- Constitution, Chapter V, Part 1; Section 35
- "Legislative Chambers: Unicameral or Bicameral?". Democratic Governance. United Nations Development Programme. Retrieved 2 June 2010.
- Constitution, Chapter V, Part 1; Section 35
- Parliament of Barbados
- ConstitutionChapter IV; Section 28
- Constitution, Chapter VI, Part 3; Section 65(2)
- Constitution, Chapter VI, Part 2; Section 65(1)
- "Queen in Parliament". The Monarchy Today: Queen and State. The Barbadian Monarchy. Retrieved 2 June 2010.
- Gragg, Larry Dale (2003). Englishmen transplanted: the English colonization of Barbados, 1627–1660. Oxford University Press. ISBN 0-19-925389-7. Retrieved 6 February 2011. "The English settlers on Barbados consciously sought to replicate the ways of their homeland, to make their Caribbean colony truly English."

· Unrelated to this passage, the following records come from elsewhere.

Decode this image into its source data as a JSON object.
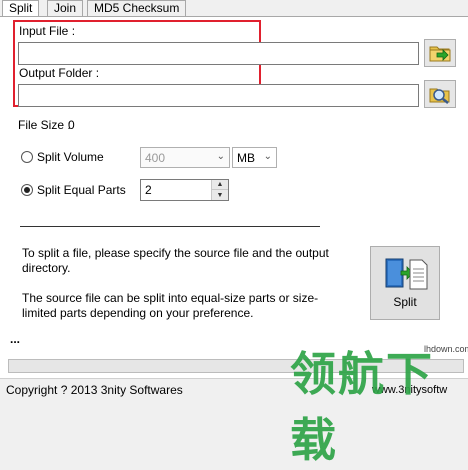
{
  "tabs": [
    {
      "label": "Split",
      "active": true
    },
    {
      "label": "Join",
      "active": false
    },
    {
      "label": "MD5 Checksum",
      "active": false
    }
  ],
  "input_file": {
    "label": "Input File :",
    "value": ""
  },
  "output_folder": {
    "label": "Output Folder :",
    "value": ""
  },
  "file_size": {
    "label": "File Size :",
    "value": "0"
  },
  "split_volume": {
    "label": "Split Volume",
    "selected": false,
    "size_value": "400",
    "unit_value": "MB"
  },
  "split_equal_parts": {
    "label": "Split Equal Parts",
    "selected": true,
    "value": "2"
  },
  "info": {
    "line1": "To split a file, please specify the source file and the output directory.",
    "line2": "The source file can be split into equal-size parts or size-limited parts depending on your preference."
  },
  "split_button": {
    "label": "Split"
  },
  "ellipsis": "...",
  "status": {
    "copyright": "Copyright ? 2013 3nity Softwares",
    "site": "www.3nitysoftw"
  },
  "watermark": {
    "text": "领航下载",
    "site": "lhdown.com"
  },
  "colors": {
    "highlight_box": "#e0202e",
    "watermark": "#2ea447"
  },
  "icons": {
    "browse_file": "folder-arrow-icon",
    "browse_folder": "magnifier-folder-icon",
    "split": "split-docs-icon"
  }
}
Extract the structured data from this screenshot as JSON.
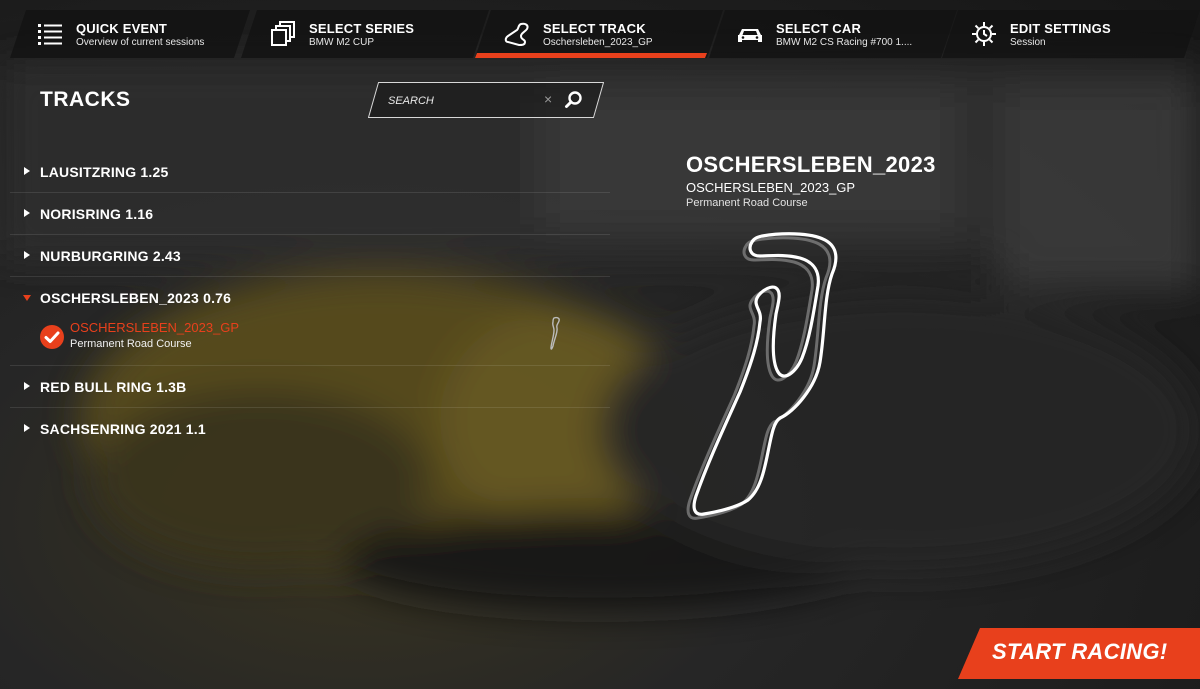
{
  "nav": {
    "tabs": [
      {
        "title": "QUICK EVENT",
        "subtitle": "Overview of current sessions",
        "icon": "list-icon",
        "active": false
      },
      {
        "title": "SELECT SERIES",
        "subtitle": "BMW M2 CUP",
        "icon": "series-cards-icon",
        "active": false
      },
      {
        "title": "SELECT TRACK",
        "subtitle": "Oschersleben_2023_GP",
        "icon": "track-icon",
        "active": true
      },
      {
        "title": "SELECT CAR",
        "subtitle": "BMW M2 CS Racing #700 1....",
        "icon": "car-icon",
        "active": false
      },
      {
        "title": "EDIT SETTINGS",
        "subtitle": "Session",
        "icon": "gear-icon",
        "active": false
      }
    ]
  },
  "tracks": {
    "title": "TRACKS",
    "search": {
      "placeholder": "SEARCH",
      "value": "",
      "clear": "×"
    },
    "list": [
      {
        "name": "LAUSITZRING 1.25",
        "expanded": false
      },
      {
        "name": "NORISRING 1.16",
        "expanded": false
      },
      {
        "name": "NURBURGRING 2.43",
        "expanded": false
      },
      {
        "name": "OSCHERSLEBEN_2023 0.76",
        "expanded": true,
        "layouts": [
          {
            "name": "OSCHERSLEBEN_2023_GP",
            "type": "Permanent Road Course",
            "selected": true
          }
        ]
      },
      {
        "name": "RED BULL RING 1.3B",
        "expanded": false
      },
      {
        "name": "SACHSENRING 2021 1.1",
        "expanded": false
      }
    ]
  },
  "detail": {
    "track_name": "OSCHERSLEBEN_2023",
    "layout_name": "OSCHERSLEBEN_2023_GP",
    "layout_type": "Permanent Road Course"
  },
  "start_button": {
    "label": "START RACING!"
  },
  "colors": {
    "accent": "#e8401c",
    "tab_bg": "#121212",
    "text": "#ffffff"
  }
}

- Cumberbatch, Jeff (5 May 2010). "Editorial got it right, Mr. Simmons". The Barbados Advocate. Retrieved 7 August 2011. "Barbados’ Parliament, which postdates that of Britain and Bermuda could not then be the third oldest. Perhaps Barbados might take a leaf from Bermuda’s book and describe our Parliament not as the third oldest in the world or the third oldest in the Commonwealth, but truthfully as "the oldest continuous Parliament of an independent Commonwealth country outside the British Isles"."
- Constitution of Barbados Section 48(1)
- Section 48(2)(3)
- Section 49(1)
- 1969 Companies Act., The Official Gazette of the Government of Barbados
- , University of the West Indies
|Wikimedia Commons has media related to Parliament of Barbados.|
- The Parliament of Barbados - official website
- History of the Parliament of Barbados - Parliament of Barbados website
- Laws of Barbados - Parliament
- Parliament of Barbados profile - Secretariat of the Caribbean, Americas and Atlantic Region of the CPA
- Branford, Albert (13 August 2006). "SAME SEATS". Nation Newspaper. Archived from the original on 2 March 2007. Retrieved 6 June 2010.
- Branford, Albert (24 July 2006). "'Right-sizing' Parliament". Nation Newspaper. Archived from the original on 2 March 2007. Retrieved 6 June 2010.
- Barbados Government Information Network - official website
- PDF (7700 KB) – Government of Barbados